Reproduce the full set of records verbatim.

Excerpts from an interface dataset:
▬▬▬▬▬▬

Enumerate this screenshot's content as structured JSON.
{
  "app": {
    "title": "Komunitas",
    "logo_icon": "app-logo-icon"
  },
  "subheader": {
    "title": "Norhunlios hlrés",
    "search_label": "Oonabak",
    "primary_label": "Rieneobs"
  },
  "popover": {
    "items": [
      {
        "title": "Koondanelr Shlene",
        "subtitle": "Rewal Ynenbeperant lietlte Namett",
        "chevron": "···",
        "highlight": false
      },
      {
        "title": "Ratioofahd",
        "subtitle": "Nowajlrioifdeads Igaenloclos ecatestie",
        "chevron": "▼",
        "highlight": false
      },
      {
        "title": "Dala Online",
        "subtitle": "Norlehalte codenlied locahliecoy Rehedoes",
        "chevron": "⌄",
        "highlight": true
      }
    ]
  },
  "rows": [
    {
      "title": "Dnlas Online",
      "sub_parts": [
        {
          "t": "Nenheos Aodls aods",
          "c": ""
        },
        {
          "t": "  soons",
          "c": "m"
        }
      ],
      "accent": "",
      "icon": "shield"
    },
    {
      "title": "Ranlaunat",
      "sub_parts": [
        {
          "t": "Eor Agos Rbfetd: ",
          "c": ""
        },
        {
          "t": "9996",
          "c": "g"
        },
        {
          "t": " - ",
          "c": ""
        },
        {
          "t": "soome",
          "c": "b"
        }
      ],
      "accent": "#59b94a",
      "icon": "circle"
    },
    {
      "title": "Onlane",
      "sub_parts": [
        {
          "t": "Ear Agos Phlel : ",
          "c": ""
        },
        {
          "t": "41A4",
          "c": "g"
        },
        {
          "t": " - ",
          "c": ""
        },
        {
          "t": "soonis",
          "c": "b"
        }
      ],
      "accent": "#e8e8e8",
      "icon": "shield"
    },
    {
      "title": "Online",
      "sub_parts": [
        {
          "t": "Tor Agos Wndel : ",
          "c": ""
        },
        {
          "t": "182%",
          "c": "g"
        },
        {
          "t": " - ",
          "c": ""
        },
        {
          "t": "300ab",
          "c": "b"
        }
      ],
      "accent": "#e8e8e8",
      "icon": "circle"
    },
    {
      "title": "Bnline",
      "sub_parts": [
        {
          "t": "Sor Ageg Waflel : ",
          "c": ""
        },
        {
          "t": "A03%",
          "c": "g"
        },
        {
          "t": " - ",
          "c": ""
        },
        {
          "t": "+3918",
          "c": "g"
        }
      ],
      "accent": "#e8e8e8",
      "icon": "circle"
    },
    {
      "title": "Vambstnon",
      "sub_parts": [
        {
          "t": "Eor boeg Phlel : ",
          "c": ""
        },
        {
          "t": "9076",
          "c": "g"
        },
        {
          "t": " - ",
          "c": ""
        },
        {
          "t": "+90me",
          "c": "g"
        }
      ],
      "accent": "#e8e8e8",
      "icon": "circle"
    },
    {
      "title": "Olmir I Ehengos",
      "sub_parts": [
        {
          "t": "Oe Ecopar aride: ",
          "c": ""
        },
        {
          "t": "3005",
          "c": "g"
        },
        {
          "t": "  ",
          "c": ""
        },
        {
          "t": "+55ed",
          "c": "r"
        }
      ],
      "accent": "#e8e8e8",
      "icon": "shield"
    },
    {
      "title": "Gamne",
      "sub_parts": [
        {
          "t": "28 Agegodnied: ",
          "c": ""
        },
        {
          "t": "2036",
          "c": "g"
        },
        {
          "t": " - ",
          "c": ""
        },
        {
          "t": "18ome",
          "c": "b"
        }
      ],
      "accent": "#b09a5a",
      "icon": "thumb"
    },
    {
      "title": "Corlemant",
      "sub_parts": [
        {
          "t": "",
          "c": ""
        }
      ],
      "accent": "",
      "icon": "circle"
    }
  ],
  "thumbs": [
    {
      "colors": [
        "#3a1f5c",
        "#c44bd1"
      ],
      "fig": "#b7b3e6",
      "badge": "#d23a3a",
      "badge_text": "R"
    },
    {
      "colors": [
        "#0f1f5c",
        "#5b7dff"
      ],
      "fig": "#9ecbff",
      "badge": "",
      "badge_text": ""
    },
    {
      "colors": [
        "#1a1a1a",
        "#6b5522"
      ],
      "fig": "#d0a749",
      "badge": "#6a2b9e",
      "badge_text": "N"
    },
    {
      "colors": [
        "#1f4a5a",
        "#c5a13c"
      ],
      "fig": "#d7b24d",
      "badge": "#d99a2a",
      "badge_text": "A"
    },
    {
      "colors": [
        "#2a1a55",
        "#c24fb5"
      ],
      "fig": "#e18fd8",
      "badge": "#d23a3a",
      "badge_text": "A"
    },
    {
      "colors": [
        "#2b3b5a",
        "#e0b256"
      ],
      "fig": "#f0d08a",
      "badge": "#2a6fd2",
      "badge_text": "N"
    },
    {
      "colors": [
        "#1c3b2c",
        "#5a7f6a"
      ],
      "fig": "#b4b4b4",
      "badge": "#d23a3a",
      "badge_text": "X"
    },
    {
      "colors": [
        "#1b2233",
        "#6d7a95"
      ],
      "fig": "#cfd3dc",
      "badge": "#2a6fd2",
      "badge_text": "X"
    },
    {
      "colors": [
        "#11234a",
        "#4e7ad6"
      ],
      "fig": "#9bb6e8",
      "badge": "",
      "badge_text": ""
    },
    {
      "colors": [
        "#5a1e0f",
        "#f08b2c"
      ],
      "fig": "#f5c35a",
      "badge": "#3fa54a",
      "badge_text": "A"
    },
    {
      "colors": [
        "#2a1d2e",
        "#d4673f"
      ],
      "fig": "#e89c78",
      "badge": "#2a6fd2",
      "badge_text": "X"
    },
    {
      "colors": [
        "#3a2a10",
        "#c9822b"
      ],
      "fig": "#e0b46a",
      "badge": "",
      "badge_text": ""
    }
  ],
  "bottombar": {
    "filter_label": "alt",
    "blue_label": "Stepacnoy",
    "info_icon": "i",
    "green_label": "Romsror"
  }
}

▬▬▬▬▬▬

● **RESPONSE TO THIS EXERCISE**
Enumerate this screenshot's content as structured JSON.
{
  "app": {
    "title": "Komunitas",
    "logo_icon": "app-logo-icon"
  },
  "subheader": {
    "title": "Norhunlios hlrés",
    "search_label": "Oonabak",
    "primary_label": "Rieneobs"
  },
  "popover": {
    "items": [
      {
        "title": "Koondanelr Shlene",
        "subtitle": "Rewal Ynenbeperant lietlte Namett",
        "chevron": "···",
        "highlight": false
      },
      {
        "title": "Ratioofahd",
        "subtitle": "Nowajlrioifdeads Igaenloclos ecatestie",
        "chevron": "▼",
        "highlight": false
      },
      {
        "title": "Dala Online",
        "subtitle": "Norlehalte codenlied locahliecoy Rehedoes",
        "chevron": "⌄",
        "highlight": true
      }
    ]
  },
  "rows": [
    {
      "title": "Dnlas Online",
      "sub_parts": [
        {
          "t": "Nenheos Aodls aods",
          "c": ""
        },
        {
          "t": "  soons",
          "c": "m"
        }
      ],
      "accent": "",
      "icon": "shield"
    },
    {
      "title": "Ranlaunat",
      "sub_parts": [
        {
          "t": "Eor Agos Rbfetd: ",
          "c": ""
        },
        {
          "t": "9996",
          "c": "g"
        },
        {
          "t": " - ",
          "c": ""
        },
        {
          "t": "soome",
          "c": "b"
        }
      ],
      "accent": "#59b94a",
      "icon": "circle"
    },
    {
      "title": "Onlane",
      "sub_parts": [
        {
          "t": "Ear Agos Phlel : ",
          "c": ""
        },
        {
          "t": "41A4",
          "c": "g"
        },
        {
          "t": " - ",
          "c": ""
        },
        {
          "t": "soonis",
          "c": "b"
        }
      ],
      "accent": "#e8e8e8",
      "icon": "shield"
    },
    {
      "title": "Online",
      "sub_parts": [
        {
          "t": "Tor Agos Wndel : ",
          "c": ""
        },
        {
          "t": "182%",
          "c": "g"
        },
        {
          "t": " - ",
          "c": ""
        },
        {
          "t": "300ab",
          "c": "b"
        }
      ],
      "accent": "#e8e8e8",
      "icon": "circle"
    },
    {
      "title": "Bnline",
      "sub_parts": [
        {
          "t": "Sor Ageg Waflel : ",
          "c": ""
        },
        {
          "t": "A03%",
          "c": "g"
        },
        {
          "t": " - ",
          "c": ""
        },
        {
          "t": "+3918",
          "c": "g"
        }
      ],
      "accent": "#e8e8e8",
      "icon": "circle"
    },
    {
      "title": "Vambstnon",
      "sub_parts": [
        {
          "t": "Eor boeg Phlel : ",
          "c": ""
        },
        {
          "t": "9076",
          "c": "g"
        },
        {
          "t": " - ",
          "c": ""
        },
        {
          "t": "+90me",
          "c": "g"
        }
      ],
      "accent": "#e8e8e8",
      "icon": "circle"
    },
    {
      "title": "Olmir I Ehengos",
      "sub_parts": [
        {
          "t": "Oe Ecopar aride: ",
          "c": ""
        },
        {
          "t": "3005",
          "c": "g"
        },
        {
          "t": "  ",
          "c": ""
        },
        {
          "t": "+55ed",
          "c": "r"
        }
      ],
      "accent": "#e8e8e8",
      "icon": "shield"
    },
    {
      "title": "Gamne",
      "sub_parts": [
        {
          "t": "28 Agegodnied: ",
          "c": ""
        },
        {
          "t": "2036",
          "c": "g"
        },
        {
          "t": " - ",
          "c": ""
        },
        {
          "t": "18ome",
          "c": "b"
        }
      ],
      "accent": "#b09a5a",
      "icon": "thumb"
    },
    {
      "title": "Corlemant",
      "sub_parts": [
        {
          "t": "",
          "c": ""
        }
      ],
      "accent": "",
      "icon": "circle"
    }
  ],
  "thumbs": [
    {
      "colors": [
        "#3a1f5c",
        "#c44bd1"
      ],
      "fig": "#b7b3e6",
      "badge": "#d23a3a",
      "badge_text": "R"
    },
    {
      "colors": [
        "#0f1f5c",
        "#5b7dff"
      ],
      "fig": "#9ecbff",
      "badge": "",
      "badge_text": ""
    },
    {
      "colors": [
        "#1a1a1a",
        "#6b5522"
      ],
      "fig": "#d0a749",
      "badge": "#6a2b9e",
      "badge_text": "N"
    },
    {
      "colors": [
        "#1f4a5a",
        "#c5a13c"
      ],
      "fig": "#d7b24d",
      "badge": "#d99a2a",
      "badge_text": "A"
    },
    {
      "colors": [
        "#2a1a55",
        "#c24fb5"
      ],
      "fig": "#e18fd8",
      "badge": "#d23a3a",
      "badge_text": "A"
    },
    {
      "colors": [
        "#2b3b5a",
        "#e0b256"
      ],
      "fig": "#f0d08a",
      "badge": "#2a6fd2",
      "badge_text": "N"
    },
    {
      "colors": [
        "#1c3b2c",
        "#5a7f6a"
      ],
      "fig": "#b4b4b4",
      "badge": "#d23a3a",
      "badge_text": "X"
    },
    {
      "colors": [
        "#1b2233",
        "#6d7a95"
      ],
      "fig": "#cfd3dc",
      "badge": "#2a6fd2",
      "badge_text": "X"
    },
    {
      "colors": [
        "#11234a",
        "#4e7ad6"
      ],
      "fig": "#9bb6e8",
      "badge": "",
      "badge_text": ""
    },
    {
      "colors": [
        "#5a1e0f",
        "#f08b2c"
      ],
      "fig": "#f5c35a",
      "badge": "#3fa54a",
      "badge_text": "A"
    },
    {
      "colors": [
        "#2a1d2e",
        "#d4673f"
      ],
      "fig": "#e89c78",
      "badge": "#2a6fd2",
      "badge_text": "X"
    },
    {
      "colors": [
        "#3a2a10",
        "#c9822b"
      ],
      "fig": "#e0b46a",
      "badge": "",
      "badge_text": ""
    }
  ],
  "bottombar": {
    "filter_label": "alt",
    "blue_label": "Stepacnoy",
    "info_icon": "i",
    "green_label": "Romsror"
  }
}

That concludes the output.